A large number of observational and experimental studies have explored the determinants of individual preferences for redistribution. In general, inequalities are more likely to be accepted by people of higher socioeconomic status, in richer societies and when inequalities are perceived as justifiable owing to differences in productivity. Almas et al. (2019) show that in a relatively unequal society (the United States), the highly educated accept inequality significantly more than the less educated, whereas, in a relatively equal society (Norway), the less educated accept inequality more, but not significantly more, than the highly educated. Here, we replicate this finding using data from experiments conducted in four locations across three countries all distinct from the ones studied by Almas et al. However, a closer look at the data indicates that the origin of the interaction effect varies depending on which societies one compares. Data for Norway and the United States indicate that meritocratic values among the highly educated are less prevalent in more equal societies and that this is the driver of the triple interaction effect. In contrast, in our data the interaction effects have multiple drivers.
Barr, A., & Miller, L. (2020). The effect of education, income inequality and merit on inequality acceptance.
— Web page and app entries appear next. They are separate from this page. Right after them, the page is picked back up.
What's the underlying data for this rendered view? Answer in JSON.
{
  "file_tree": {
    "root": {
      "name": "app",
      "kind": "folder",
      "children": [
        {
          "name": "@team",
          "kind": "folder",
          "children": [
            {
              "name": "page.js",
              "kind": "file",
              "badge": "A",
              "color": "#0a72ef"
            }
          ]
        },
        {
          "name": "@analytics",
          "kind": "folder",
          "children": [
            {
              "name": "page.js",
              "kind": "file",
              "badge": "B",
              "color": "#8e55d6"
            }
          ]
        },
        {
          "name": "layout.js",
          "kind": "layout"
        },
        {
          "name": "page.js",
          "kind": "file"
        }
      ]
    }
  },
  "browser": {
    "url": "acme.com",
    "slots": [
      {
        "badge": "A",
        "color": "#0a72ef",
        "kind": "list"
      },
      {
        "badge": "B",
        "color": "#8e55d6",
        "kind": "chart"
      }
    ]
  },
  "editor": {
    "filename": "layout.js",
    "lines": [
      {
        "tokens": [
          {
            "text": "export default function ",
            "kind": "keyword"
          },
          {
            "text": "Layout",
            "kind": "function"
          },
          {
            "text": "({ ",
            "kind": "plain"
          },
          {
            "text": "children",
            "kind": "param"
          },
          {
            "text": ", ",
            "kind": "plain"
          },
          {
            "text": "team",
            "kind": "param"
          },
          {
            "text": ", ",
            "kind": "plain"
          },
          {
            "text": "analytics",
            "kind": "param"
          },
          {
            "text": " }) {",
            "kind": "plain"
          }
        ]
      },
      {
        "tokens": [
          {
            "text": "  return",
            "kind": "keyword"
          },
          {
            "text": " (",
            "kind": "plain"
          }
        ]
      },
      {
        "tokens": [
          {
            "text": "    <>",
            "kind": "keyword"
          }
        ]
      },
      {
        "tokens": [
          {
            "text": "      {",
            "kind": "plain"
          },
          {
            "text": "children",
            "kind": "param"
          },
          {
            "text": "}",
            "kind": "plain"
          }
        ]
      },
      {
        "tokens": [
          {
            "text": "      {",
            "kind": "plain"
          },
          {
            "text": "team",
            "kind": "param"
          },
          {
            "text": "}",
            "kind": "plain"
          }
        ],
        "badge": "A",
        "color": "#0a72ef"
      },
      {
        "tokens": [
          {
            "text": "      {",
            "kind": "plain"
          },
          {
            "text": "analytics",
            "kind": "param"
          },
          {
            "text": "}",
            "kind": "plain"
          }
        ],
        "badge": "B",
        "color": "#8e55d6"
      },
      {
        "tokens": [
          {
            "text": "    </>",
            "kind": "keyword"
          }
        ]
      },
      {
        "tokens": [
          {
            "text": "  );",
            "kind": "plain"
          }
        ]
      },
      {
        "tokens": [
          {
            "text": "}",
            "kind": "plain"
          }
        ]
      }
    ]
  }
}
Journal of Economic Psychology, 80, https://doi.org/10.1016/j.joep.2020.102276